28 U.S.S.G. § 1B1.3(a)(1)(B) requires the sentencing court to consider "in the case of a jointly undertaken criminal activity . . ., all reasonably foreseeable acts and omissions of others in furtherance of the jointly undertaken criminal activity." 29 Delgado had a reputation for donning a bulletproof vest and frequently firing guns while at the housing project. He testified that he was armed "all the time."
2. Fair Sentencing Act Amendments
Sonia next argues that she is entitled to resentencing
under the Fair Sentencing Act of 2010 ("FSA"), which was passed
five months after the district court imposed her sentence. Our
circuit has already decided that the FSA does not apply
retroactively to those who, like Sonia, were sentenced before the
FSA's enactment. See United States v. Goncalves, 642 F.3d 245 ,
253—54 (1st Cir.), cert. denied, 132 S. Ct. 596 (2011). Her
argument thus necessarily fails.30
Anticipating our disagreement with her retroactivity
argument, Sonia asks us to "address the issue raised here to guide
the District Court in the exercise of its discretion pursuant to 18

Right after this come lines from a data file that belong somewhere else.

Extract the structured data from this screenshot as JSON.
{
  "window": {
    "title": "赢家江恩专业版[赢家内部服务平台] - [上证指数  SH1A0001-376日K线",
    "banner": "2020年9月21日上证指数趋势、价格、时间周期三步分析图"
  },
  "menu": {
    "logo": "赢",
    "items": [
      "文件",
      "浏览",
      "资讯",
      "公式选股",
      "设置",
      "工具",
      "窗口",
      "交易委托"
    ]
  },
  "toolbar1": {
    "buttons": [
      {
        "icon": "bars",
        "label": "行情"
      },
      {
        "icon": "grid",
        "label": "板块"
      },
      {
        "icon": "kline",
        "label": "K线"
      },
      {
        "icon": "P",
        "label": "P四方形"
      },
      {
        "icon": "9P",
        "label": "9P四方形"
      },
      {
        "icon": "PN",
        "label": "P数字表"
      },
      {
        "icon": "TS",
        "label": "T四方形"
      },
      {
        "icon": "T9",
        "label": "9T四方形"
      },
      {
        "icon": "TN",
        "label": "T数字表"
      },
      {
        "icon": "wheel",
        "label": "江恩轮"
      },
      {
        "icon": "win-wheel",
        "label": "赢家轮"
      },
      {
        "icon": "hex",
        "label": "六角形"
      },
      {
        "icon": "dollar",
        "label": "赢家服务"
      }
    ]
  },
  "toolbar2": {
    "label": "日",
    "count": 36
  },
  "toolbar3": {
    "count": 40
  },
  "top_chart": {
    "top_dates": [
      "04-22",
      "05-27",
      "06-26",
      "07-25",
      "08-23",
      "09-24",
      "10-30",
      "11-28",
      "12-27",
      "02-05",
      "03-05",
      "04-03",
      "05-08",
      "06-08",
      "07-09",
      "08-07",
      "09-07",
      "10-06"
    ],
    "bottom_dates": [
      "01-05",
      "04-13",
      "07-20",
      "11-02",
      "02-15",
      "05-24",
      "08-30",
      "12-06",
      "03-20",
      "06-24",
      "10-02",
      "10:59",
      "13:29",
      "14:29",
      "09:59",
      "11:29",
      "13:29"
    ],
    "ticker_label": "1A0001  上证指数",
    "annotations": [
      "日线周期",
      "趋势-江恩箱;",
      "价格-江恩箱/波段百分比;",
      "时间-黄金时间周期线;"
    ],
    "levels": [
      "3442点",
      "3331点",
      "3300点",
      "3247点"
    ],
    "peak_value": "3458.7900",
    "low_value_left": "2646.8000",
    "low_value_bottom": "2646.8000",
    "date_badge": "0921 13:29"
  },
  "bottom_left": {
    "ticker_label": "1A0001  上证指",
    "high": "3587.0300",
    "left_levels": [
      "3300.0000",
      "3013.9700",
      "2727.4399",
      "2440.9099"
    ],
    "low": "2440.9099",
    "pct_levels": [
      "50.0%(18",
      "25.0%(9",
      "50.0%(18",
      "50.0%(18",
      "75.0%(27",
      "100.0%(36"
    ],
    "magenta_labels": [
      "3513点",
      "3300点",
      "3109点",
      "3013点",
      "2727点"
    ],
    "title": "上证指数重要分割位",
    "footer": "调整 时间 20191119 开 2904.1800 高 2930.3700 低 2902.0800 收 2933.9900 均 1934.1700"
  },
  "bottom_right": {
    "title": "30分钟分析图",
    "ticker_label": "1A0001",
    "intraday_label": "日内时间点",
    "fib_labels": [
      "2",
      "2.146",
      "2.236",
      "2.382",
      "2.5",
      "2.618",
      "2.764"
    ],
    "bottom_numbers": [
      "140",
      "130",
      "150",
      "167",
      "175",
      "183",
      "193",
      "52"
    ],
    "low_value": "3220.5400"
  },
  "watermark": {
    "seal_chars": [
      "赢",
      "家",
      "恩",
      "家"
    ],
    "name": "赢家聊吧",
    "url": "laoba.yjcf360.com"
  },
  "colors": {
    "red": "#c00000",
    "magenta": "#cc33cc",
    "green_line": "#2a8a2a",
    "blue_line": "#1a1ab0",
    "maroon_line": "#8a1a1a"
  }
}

U.S.C. § 3582(c)(2)." Section 3582(c)(2) provides that "in the
case of a defendant who has been sentenced to a term of
imprisonment based on a sentencing range that has subsequently been
lowered by the Sentencing Commission . . ., the court may reduce
the term of imprisonment." (Emphasis supplied). The statute, by
its plain language, is triggered in the first instance by the
discretion of the sentencing judge, not the Court of Appeals.
Sonia does not point to any evidence that she brought this request
to the district court in the intervening years between the
30 Sonia also seems to argue that the imposition of her pre-FSA sentence violated the Equal Protection and Due Process clauses of the constitution. We deem her glancing references to those constitutional provisions as waiving any viable challenge to her sentence for which they form a basis.
imposition of her sentence and this appeal. Therefore, we reject
Sonia's invocation of section 3582(c), without opining on her
eligibility for a sentence reduction.
To summarize, appellants Carlos Omar Bermúdez-Torres and
Cruz Roberto Ramos-González are entitled to a new trial on all six
counts of their conviction, plus the forfeiture count. We remand
their cases to the district court for a new trial. Having rejected
each of Sandra and Sonia Flores-Rivera's challenges, we affirm
their respective convictions and sentences.